▸ YOUR ASSIGNMENT: Make an exact copy of the records, dropping all pictures.

** Opening DATA SHOWN block **

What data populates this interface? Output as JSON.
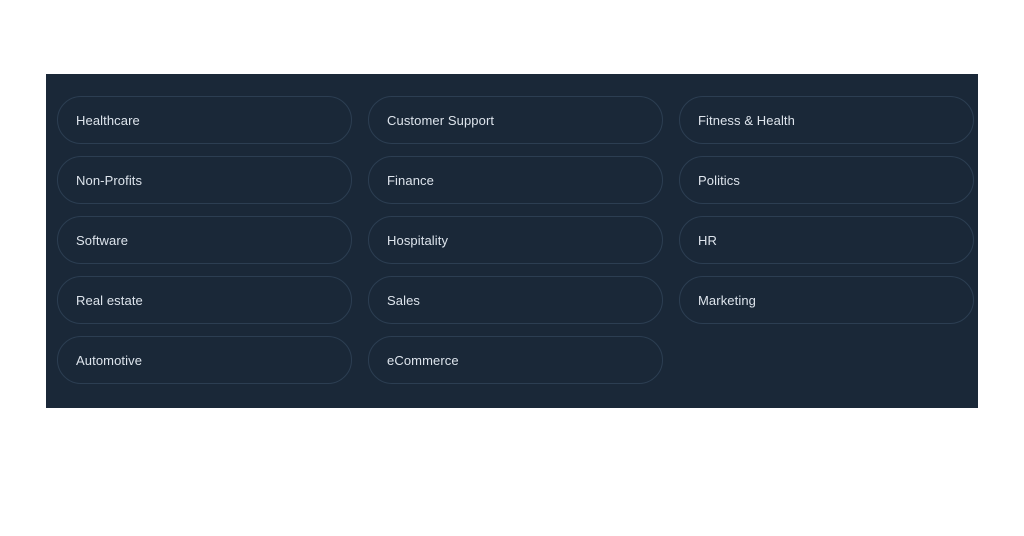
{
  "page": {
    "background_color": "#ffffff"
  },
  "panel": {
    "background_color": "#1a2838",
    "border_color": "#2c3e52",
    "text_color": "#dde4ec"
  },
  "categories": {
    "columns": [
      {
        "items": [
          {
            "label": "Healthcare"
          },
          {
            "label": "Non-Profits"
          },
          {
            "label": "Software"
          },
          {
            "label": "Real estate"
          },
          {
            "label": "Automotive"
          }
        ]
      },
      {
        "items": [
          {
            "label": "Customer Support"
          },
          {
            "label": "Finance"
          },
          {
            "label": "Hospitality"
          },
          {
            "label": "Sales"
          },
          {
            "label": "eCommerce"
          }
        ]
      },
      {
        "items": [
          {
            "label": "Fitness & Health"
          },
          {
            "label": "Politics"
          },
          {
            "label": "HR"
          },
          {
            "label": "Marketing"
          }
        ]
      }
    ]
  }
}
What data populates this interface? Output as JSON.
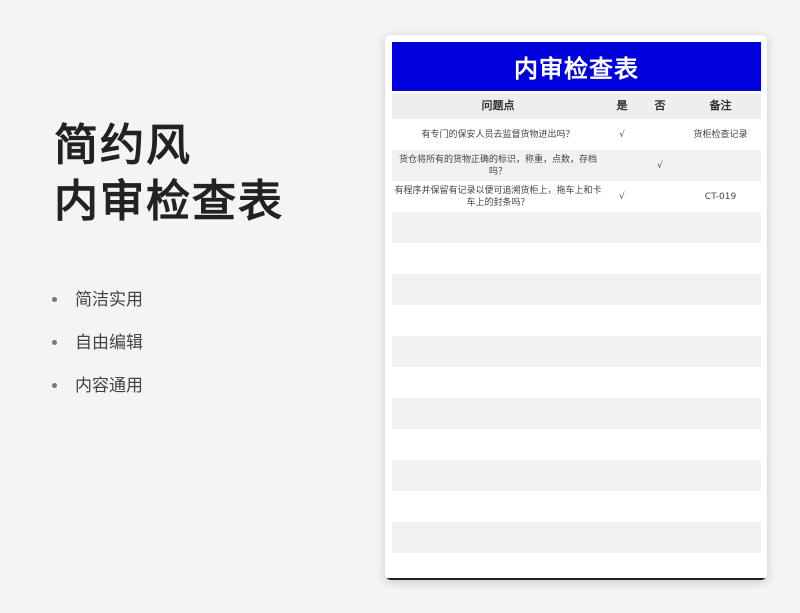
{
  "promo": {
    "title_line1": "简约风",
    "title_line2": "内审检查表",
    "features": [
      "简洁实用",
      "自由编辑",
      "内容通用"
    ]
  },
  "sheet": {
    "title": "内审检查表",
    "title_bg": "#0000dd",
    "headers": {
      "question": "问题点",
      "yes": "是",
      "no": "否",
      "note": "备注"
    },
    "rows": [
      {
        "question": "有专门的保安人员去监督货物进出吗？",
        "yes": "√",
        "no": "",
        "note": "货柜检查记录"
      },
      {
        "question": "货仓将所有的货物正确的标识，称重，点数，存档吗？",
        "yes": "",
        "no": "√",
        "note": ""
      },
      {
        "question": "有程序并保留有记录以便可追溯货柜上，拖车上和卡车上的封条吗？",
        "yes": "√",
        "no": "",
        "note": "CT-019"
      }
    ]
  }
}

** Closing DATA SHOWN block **

▸ REPLY:
What data populates this interface? Output as JSON.
{
  "page": {
    "background_color": "#ffffff"
  },
  "panel": {
    "background_color": "#1a2838",
    "border_color": "#2c3e52",
    "text_color": "#dde4ec"
  },
  "categories": {
    "columns": [
      {
        "items": [
          {
            "label": "Healthcare"
          },
          {
            "label": "Non-Profits"
          },
          {
            "label": "Software"
          },
          {
            "label": "Real estate"
          },
          {
            "label": "Automotive"
          }
        ]
      },
      {
        "items": [
          {
            "label": "Customer Support"
          },
          {
            "label": "Finance"
          },
          {
            "label": "Hospitality"
          },
          {
            "label": "Sales"
          },
          {
            "label": "eCommerce"
          }
        ]
      },
      {
        "items": [
          {
            "label": "Fitness & Health"
          },
          {
            "label": "Politics"
          },
          {
            "label": "HR"
          },
          {
            "label": "Marketing"
          }
        ]
      }
    ]
  }
}
What data populates this interface? Output as JSON.
{
  "promo": {
    "title_line1": "简约风",
    "title_line2": "内审检查表",
    "features": [
      "简洁实用",
      "自由编辑",
      "内容通用"
    ]
  },
  "sheet": {
    "title": "内审检查表",
    "title_bg": "#0000dd",
    "headers": {
      "question": "问题点",
      "yes": "是",
      "no": "否",
      "note": "备注"
    },
    "rows": [
      {
        "question": "有专门的保安人员去监督货物进出吗？",
        "yes": "√",
        "no": "",
        "note": "货柜检查记录"
      },
      {
        "question": "货仓将所有的货物正确的标识，称重，点数，存档吗？",
        "yes": "",
        "no": "√",
        "note": ""
      },
      {
        "question": "有程序并保留有记录以便可追溯货柜上，拖车上和卡车上的封条吗？",
        "yes": "√",
        "no": "",
        "note": "CT-019"
      }
    ]
  }
}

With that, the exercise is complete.